▶ **EXERCISE MATERIAL**
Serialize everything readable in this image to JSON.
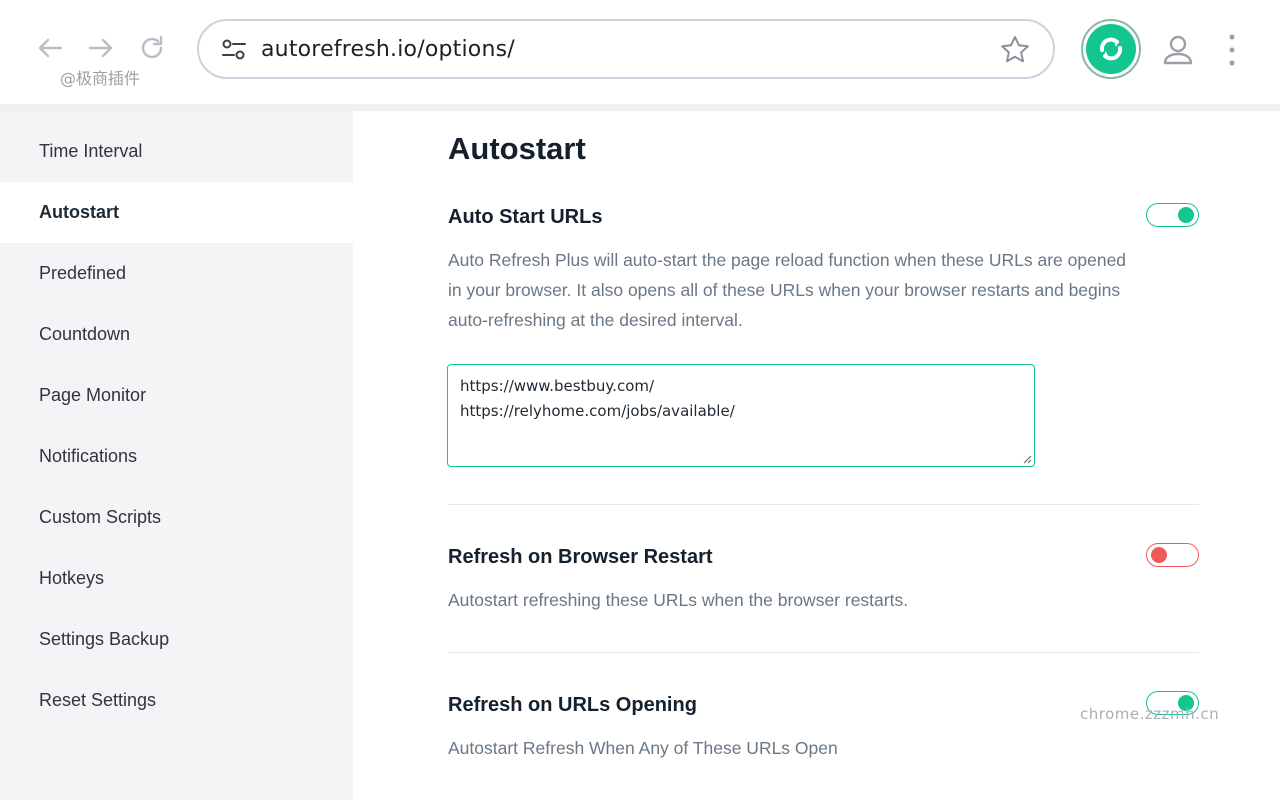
{
  "browser": {
    "url": "autorefresh.io/options/",
    "watermark_top": "@极商插件",
    "watermark_bottom": "chrome.zzzmh.cn"
  },
  "colors": {
    "accent": "#13c68f",
    "toggle_off": "#f25a5a",
    "sidebar_bg": "#f6f3f6"
  },
  "sidebar": {
    "items": [
      {
        "label": "Time Interval",
        "active": false
      },
      {
        "label": "Autostart",
        "active": true
      },
      {
        "label": "Predefined",
        "active": false
      },
      {
        "label": "Countdown",
        "active": false
      },
      {
        "label": "Page Monitor",
        "active": false
      },
      {
        "label": "Notifications",
        "active": false
      },
      {
        "label": "Custom Scripts",
        "active": false
      },
      {
        "label": "Hotkeys",
        "active": false
      },
      {
        "label": "Settings Backup",
        "active": false
      },
      {
        "label": "Reset Settings",
        "active": false
      }
    ]
  },
  "main": {
    "title": "Autostart",
    "sections": [
      {
        "title": "Auto Start URLs",
        "enabled": true,
        "description": "Auto Refresh Plus will auto-start the page reload function when these URLs are opened in your browser. It also opens all of these URLs when your browser restarts and begins auto-refreshing at the desired interval.",
        "urls": [
          "https://www.bestbuy.com/",
          "https://relyhome.com/jobs/available/"
        ]
      },
      {
        "title": "Refresh on Browser Restart",
        "enabled": false,
        "description": "Autostart refreshing these URLs when the browser restarts."
      },
      {
        "title": "Refresh on URLs Opening",
        "enabled": true,
        "description": "Autostart Refresh When Any of These URLs Open"
      }
    ]
  }
}
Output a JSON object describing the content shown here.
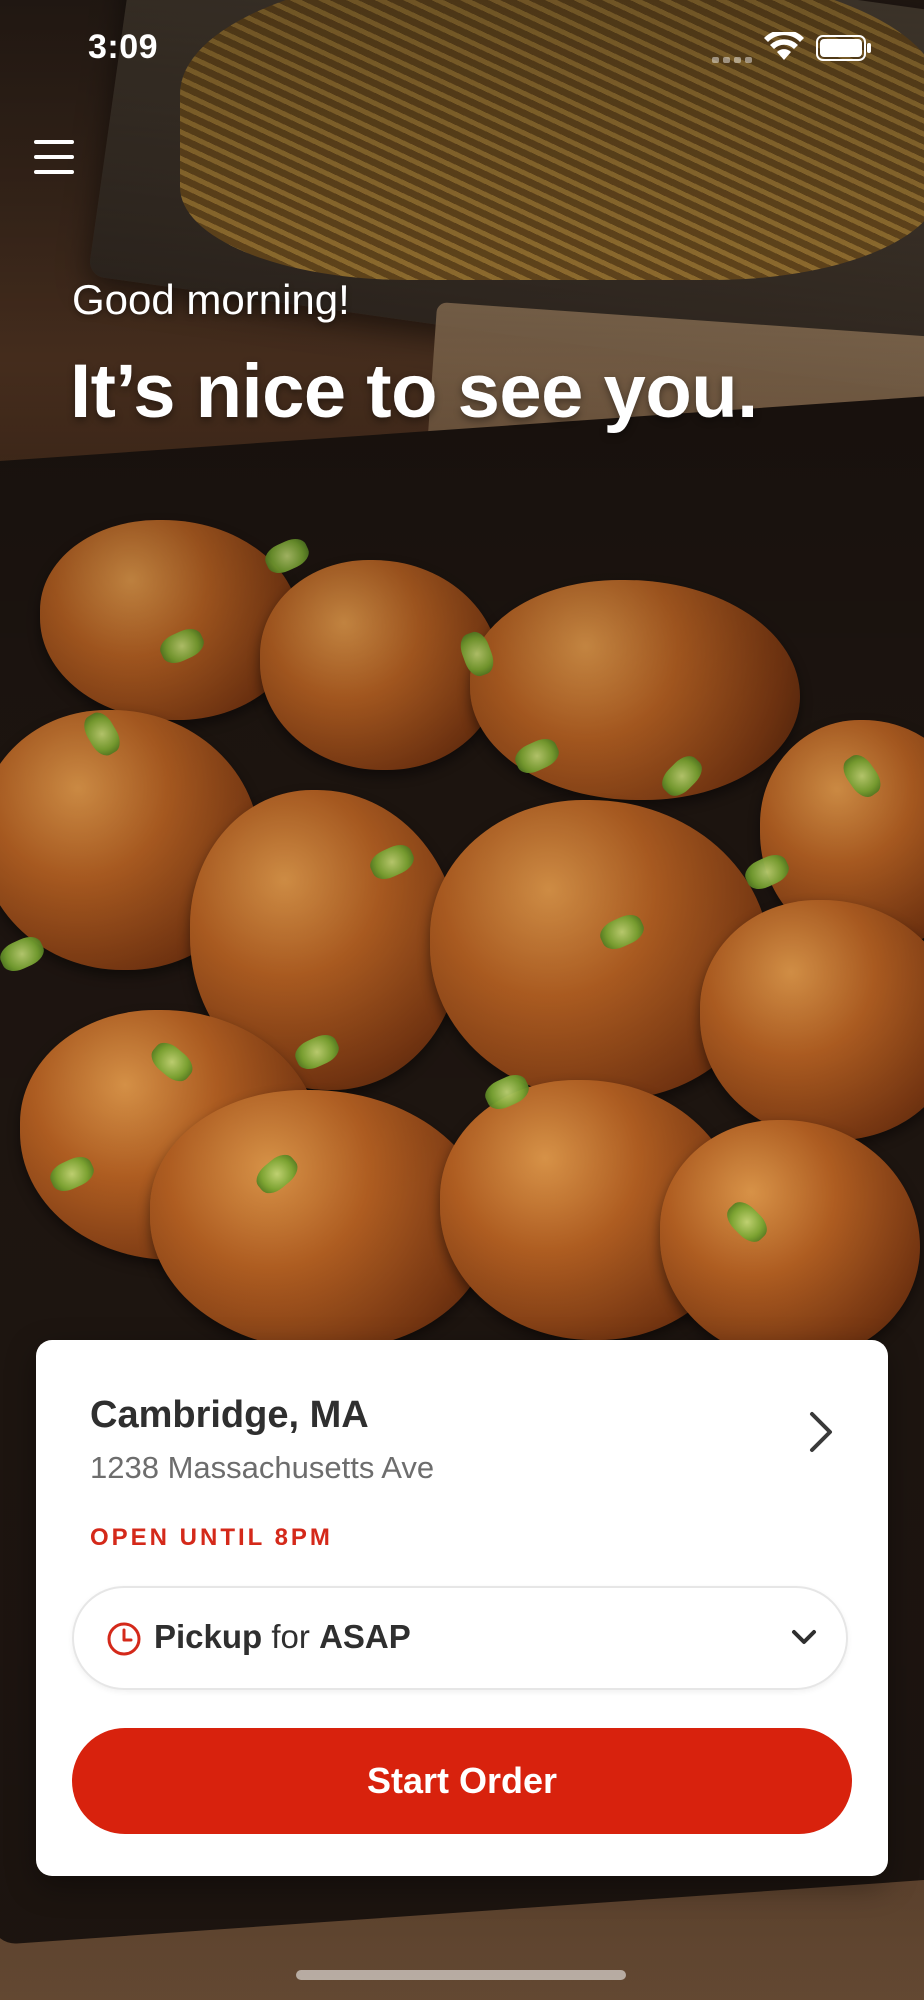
{
  "status_bar": {
    "time": "3:09"
  },
  "header": {
    "menu_icon": "hamburger-menu-icon",
    "greeting": "Good morning!",
    "headline": "It’s nice to see you."
  },
  "location_card": {
    "city": "Cambridge, MA",
    "address": "1238 Massachusetts Ave",
    "hours": "OPEN UNTIL 8PM",
    "pickup": {
      "mode": "Pickup",
      "connector": "for",
      "time": "ASAP"
    },
    "start_order_label": "Start Order"
  },
  "colors": {
    "accent_red": "#d8220d",
    "text_dark": "#2f2f2f",
    "text_muted": "#6d6d6d"
  }
}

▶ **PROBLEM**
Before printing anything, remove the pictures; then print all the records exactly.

▶ **EXERCISE ANSWER**
Serialize everything readable in this image to JSON.
{
  "browser": {
    "url": "autorefresh.io/options/",
    "watermark_top": "@极商插件",
    "watermark_bottom": "chrome.zzzmh.cn"
  },
  "colors": {
    "accent": "#13c68f",
    "toggle_off": "#f25a5a",
    "sidebar_bg": "#f6f3f6"
  },
  "sidebar": {
    "items": [
      {
        "label": "Time Interval",
        "active": false
      },
      {
        "label": "Autostart",
        "active": true
      },
      {
        "label": "Predefined",
        "active": false
      },
      {
        "label": "Countdown",
        "active": false
      },
      {
        "label": "Page Monitor",
        "active": false
      },
      {
        "label": "Notifications",
        "active": false
      },
      {
        "label": "Custom Scripts",
        "active": false
      },
      {
        "label": "Hotkeys",
        "active": false
      },
      {
        "label": "Settings Backup",
        "active": false
      },
      {
        "label": "Reset Settings",
        "active": false
      }
    ]
  },
  "main": {
    "title": "Autostart",
    "sections": [
      {
        "title": "Auto Start URLs",
        "enabled": true,
        "description": "Auto Refresh Plus will auto-start the page reload function when these URLs are opened in your browser. It also opens all of these URLs when your browser restarts and begins auto-refreshing at the desired interval.",
        "urls": [
          "https://www.bestbuy.com/",
          "https://relyhome.com/jobs/available/"
        ]
      },
      {
        "title": "Refresh on Browser Restart",
        "enabled": false,
        "description": "Autostart refreshing these URLs when the browser restarts."
      },
      {
        "title": "Refresh on URLs Opening",
        "enabled": true,
        "description": "Autostart Refresh When Any of These URLs Open"
      }
    ]
  }
}
Output a JSON object describing the content shown here.
{
  "status_bar": {
    "time": "3:09"
  },
  "header": {
    "menu_icon": "hamburger-menu-icon",
    "greeting": "Good morning!",
    "headline": "It’s nice to see you."
  },
  "location_card": {
    "city": "Cambridge, MA",
    "address": "1238 Massachusetts Ave",
    "hours": "OPEN UNTIL 8PM",
    "pickup": {
      "mode": "Pickup",
      "connector": "for",
      "time": "ASAP"
    },
    "start_order_label": "Start Order"
  },
  "colors": {
    "accent_red": "#d8220d",
    "text_dark": "#2f2f2f",
    "text_muted": "#6d6d6d"
  }
}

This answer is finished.